Algorithm Factors

The algorithm considers a variety of factors, such as the user’s past behavior and the popularity of the content, to determine what to show and in what order. Overall, Facebook uses algorithms to help personalize and optimize the user experience, to better target ads, and to moderate content on the platform.

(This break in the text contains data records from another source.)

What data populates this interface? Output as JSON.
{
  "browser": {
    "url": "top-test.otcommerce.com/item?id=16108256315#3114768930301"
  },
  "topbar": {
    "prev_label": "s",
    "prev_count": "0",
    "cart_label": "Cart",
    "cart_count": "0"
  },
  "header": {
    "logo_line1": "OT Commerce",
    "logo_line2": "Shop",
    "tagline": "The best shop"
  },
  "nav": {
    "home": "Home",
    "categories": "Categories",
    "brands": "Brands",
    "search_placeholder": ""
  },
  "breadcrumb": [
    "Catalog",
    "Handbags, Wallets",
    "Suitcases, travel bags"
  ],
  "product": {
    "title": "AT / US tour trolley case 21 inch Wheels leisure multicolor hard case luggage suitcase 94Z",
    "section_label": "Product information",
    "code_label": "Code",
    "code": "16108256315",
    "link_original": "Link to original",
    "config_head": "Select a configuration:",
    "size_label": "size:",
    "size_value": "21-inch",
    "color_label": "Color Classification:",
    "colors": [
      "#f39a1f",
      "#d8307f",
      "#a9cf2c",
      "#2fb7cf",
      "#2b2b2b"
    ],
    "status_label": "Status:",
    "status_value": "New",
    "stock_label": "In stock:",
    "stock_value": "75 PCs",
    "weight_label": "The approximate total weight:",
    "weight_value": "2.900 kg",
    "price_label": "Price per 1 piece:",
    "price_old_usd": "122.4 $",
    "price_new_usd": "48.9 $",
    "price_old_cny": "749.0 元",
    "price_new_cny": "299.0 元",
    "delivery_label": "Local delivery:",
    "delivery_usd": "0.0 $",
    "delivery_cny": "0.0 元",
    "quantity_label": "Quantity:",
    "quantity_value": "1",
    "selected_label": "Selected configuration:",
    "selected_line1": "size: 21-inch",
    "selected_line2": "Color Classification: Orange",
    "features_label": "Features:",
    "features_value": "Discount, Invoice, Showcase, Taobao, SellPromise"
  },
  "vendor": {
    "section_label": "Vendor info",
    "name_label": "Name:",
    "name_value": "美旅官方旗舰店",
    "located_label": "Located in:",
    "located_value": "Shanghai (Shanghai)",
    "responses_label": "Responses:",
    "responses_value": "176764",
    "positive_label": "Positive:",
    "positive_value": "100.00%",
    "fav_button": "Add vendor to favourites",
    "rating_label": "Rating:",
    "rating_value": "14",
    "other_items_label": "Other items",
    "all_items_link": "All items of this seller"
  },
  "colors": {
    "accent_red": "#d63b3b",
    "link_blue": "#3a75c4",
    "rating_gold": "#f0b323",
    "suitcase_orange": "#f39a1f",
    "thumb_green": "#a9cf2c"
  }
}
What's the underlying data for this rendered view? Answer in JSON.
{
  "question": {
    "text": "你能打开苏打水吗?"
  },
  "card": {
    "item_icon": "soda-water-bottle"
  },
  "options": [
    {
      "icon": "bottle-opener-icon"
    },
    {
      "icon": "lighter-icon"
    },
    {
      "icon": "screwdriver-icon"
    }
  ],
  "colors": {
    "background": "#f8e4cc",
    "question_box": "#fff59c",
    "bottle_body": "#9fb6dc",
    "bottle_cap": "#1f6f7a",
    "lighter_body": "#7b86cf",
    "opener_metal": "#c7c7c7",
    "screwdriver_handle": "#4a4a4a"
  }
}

Algorithms apply probabilistic modelling using logistic regression that is commonly used for binary classification tasks. A good example is political advertising on Facebook, this algorithm could be used to predict whether a user is likely to support a particular political candidate or issue based on their past behavior and demographic information. Here’s how the logistic regression algorithm might work: Facebook collects data about a user’s past behavior on the platform, such as the pages they’ve liked, the posts they’ve shared, and the comments they’ve made. Facebook also collects demographic information about the user, such as their age, gender, and location. Facebook uses this data to train a logistic regression model, which learns to predict whether a user is likely to support a particular political candidate or issue based on their behavior and demographics. When a political campaign wants to target a specific audience, they provide Facebook with information about the target demographic, such as age range, location, and interests. Facebook uses the logistic regression model to predict which users in the target demographic are most likely to support the political candidate or issue. The campaign can then use this information to target ads specifically to those users who are most likely to be receptive to the message. It’s important to note that Facebook uses a variety of algorithms and techniques for ad targeting, and logistic regression is just one example. The exact algorithms and techniques used by Facebook are constantly evolving as the company seeks to improve ad targeting and user experience on the platform.

Given the increasing imminence of the 2024 general election in Botswana, there should be a modicum of interest in the mathematics of an algorithm. p(y=|1|x) = |1| / (|1| + exp(-(b0 + b1*x1 + b2*x2 + . . . bn*xn)))  In this equation, p(y=1|x) represents whether a user is likely to support the candidate (1 for yes, 0 for no), and x1, x2, and x3 represent the user’s age, gender, and location, respectively. The b0, b1, b2, and b3 values are the coefficients of the logistic regression model, which are learned during the training process. To train the model, Facebook would use a dataset of users who have expressed support for the candidate in the past, as well as users who have not. The model would learn to predict whether a user is likely to support the candidate based on their age, gender, and location. Once the model is trained, the campaign can use it to target ads specifically to users who are most likely to support the candidate. For example, if the model predicts that a 35-year-old female living in a particular city is highly likely to support the candidate, the campaign can target ads specifically to that demographic. Precisly the same games can be played in Botswana.